On June 10 1812, Albert Gallatin, the Secretary of the Treasury, writes to Langdon Cheves, the Chariman of the Ways and Means Committee of the House of Representatives. Gallatin is responding to a question by the Committee Chairman on whether the Non-Importation Act can be modified so as to increase revenues equal to those raised by internal taxes. Gallatin responds by noting that British produce and manufacturing goods, which are now banned, did in "ordinary times" amount to "more than one-half of the foreign merchandise consumed in the United States". Gallatin's answer is thus that a complete repeal of the act will result in revenue equal to the internal taxes. A modification of the act will not. Gallatin's letter is reproduced below.Langdon Cheves
Chairman of Ways and Means.
Treasury Department, 10th June, 1812.
Sir, - I had the honor to receive your letter of yesterday, asking whether, in my opinion, the Non-Importation Act may not be so modified, or partially suspended, as to afford a revenue equivalent to the estimated amount of the internal taxes, additional tonnage duty, and diminution of drawbacks ; and, in such event, whether the last-mentioned objects of revenue may not, for the present, be dispensed with ?
All the estimates of revenue which have been transmitted during this session, having necessarily been made in conformity with the existing laws, were predicated on the supposed absolute prohibition of British produce and manufactures. These, in ordinary times, amounted to more than one-half of the foreign merchandise consumed in the United States. The actual exclusion of the greater part of the articles of our own growth from France, Holland, and Germany, the consequent nullity of our commerce with those countries, and the conquest by Great Britain of their colonies, still more lessens the proportion of foreign articles which may be imported from other countries than the British dominions.
It is therefore evident that the amount of duties on importations will be more than doubled in the event of a suspension of the Non-Importation, and that they will, whilst that suspension continues, afford a revenue at least equivalent to the estimated amount of the proposed direct tax, internal duties, additional tonnage, and diminution of drawbacks. All these may be dispensed with, so long as the suspension continues, provided that the contemplated increase of one hundred per cent, on the duties on importations shall take place.

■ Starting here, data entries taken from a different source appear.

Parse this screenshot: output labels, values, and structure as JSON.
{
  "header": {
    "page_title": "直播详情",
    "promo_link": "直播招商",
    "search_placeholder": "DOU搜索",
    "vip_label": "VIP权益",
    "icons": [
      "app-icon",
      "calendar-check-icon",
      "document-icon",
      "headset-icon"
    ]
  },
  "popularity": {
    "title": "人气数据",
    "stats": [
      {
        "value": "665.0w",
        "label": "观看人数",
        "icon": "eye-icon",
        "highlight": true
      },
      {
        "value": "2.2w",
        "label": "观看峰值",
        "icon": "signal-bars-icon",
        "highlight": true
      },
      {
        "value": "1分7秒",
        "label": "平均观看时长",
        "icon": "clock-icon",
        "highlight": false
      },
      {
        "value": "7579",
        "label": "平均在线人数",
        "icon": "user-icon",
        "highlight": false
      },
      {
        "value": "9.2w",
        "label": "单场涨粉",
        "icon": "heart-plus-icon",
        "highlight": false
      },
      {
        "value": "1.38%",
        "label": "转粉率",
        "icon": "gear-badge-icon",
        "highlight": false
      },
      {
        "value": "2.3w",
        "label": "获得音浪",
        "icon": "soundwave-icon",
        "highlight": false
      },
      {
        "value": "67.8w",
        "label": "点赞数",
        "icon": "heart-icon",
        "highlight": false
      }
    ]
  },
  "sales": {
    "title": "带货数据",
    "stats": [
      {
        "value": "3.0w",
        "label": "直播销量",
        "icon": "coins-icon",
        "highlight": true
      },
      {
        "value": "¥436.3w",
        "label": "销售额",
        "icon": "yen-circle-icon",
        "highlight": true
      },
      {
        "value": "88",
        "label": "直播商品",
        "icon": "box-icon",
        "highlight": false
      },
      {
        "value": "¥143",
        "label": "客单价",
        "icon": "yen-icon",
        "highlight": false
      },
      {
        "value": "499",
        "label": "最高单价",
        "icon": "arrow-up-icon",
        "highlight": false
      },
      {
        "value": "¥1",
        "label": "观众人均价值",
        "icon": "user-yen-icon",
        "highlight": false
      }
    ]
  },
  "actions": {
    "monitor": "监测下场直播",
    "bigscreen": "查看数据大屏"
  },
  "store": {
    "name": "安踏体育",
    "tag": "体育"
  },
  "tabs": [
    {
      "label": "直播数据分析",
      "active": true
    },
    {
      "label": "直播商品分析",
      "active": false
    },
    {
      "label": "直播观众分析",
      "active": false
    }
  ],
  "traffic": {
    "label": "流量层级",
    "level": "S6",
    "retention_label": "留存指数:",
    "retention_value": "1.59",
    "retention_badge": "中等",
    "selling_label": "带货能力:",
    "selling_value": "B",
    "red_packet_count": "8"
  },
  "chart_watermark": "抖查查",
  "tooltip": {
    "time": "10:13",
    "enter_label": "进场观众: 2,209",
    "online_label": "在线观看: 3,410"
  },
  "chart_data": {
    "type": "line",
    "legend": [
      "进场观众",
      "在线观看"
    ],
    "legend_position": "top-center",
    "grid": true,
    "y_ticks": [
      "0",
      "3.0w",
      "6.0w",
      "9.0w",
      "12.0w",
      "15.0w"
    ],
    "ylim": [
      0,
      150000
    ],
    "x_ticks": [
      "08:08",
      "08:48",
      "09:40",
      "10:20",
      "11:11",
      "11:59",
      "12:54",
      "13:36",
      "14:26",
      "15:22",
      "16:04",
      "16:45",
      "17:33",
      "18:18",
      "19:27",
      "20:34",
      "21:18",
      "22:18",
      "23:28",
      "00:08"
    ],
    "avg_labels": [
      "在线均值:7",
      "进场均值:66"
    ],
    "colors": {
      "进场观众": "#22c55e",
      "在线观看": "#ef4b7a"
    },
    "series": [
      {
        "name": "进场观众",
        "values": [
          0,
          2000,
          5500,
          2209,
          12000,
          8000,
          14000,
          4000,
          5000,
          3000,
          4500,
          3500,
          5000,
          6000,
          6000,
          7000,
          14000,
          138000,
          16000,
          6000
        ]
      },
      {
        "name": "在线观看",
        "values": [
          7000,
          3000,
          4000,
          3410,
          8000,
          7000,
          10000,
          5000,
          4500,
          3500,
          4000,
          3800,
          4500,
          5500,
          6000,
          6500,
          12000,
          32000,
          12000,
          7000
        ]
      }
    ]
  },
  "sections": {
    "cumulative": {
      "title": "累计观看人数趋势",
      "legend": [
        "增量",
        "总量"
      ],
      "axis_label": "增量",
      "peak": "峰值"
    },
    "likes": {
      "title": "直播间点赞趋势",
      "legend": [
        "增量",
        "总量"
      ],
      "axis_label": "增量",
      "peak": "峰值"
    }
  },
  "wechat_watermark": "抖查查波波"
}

It is not believed that the result would be materially affected by a modification or partial instead of an absolute suspension of the Non-Importation. For the amount of importations would be principally regulated by the amount of American funds already in England, and by the subsequent consumption of American produce in Great Britain, Spain, and Portugal, and the British West Indies respectively. If a discrimination be thought eligible, it would seem that the articles entitled to preference are colonial produce, particularly rum, coarse woollens, middle-price cotton goods, Irish linens, earthen and glass ware, hardware, and manufactures of steel, tin, brass, and copper. Fine cloths, muslins, plain cotton goods, manufactures of silk, hemp, flax (with the above exception), and leather, paper, hats, shoes, and millinery may either be altogether supplied by domestic manufactures or dispensed with.
The annual importations of British, colonial, and domestic produce and manufactures could not be estimated at less than thirty-five millions of dollars. Supposing (on the same grounds on which the other estimates of duties on importation in time of war were made) that the war and other restrictions should reduce the amount to one-half, the proposed double duties collected on the residue would produce a net revenue of at least five millions of dollars, and greater, therefore, than all the proposed internal taxes and duties and additional tonnage duty.
Permit me, however, to observe, with respect to this last duty, that, so far as relates to foreign vessels, the proposed addition appears necessary, and is hardly sufficient to compensate the great advantages which war will give them over American vessels in the American commerce.
It is proper to add that all the bills for laying and collecting the direct tax and internal duties have been prepared in conformity with the former request of the committee, so that the whole subject may be taken up at this or any other time without any delay on the part of the Treasury. The only detail on which the information is not as complete as might be desired is that of the quotas of the direct tax intended to be laid on the several counties in each State. It is also believed that the system has been prepared in such manner that it may be organized and all the taxes be in full operation in the month of April next, provided the laws are enacted before the commencement of the year 1813.
I have the honor to be, with great respect, sir, your obedient servant.
Source: The writings of Albert Gallatin, Vol I, Henry Adams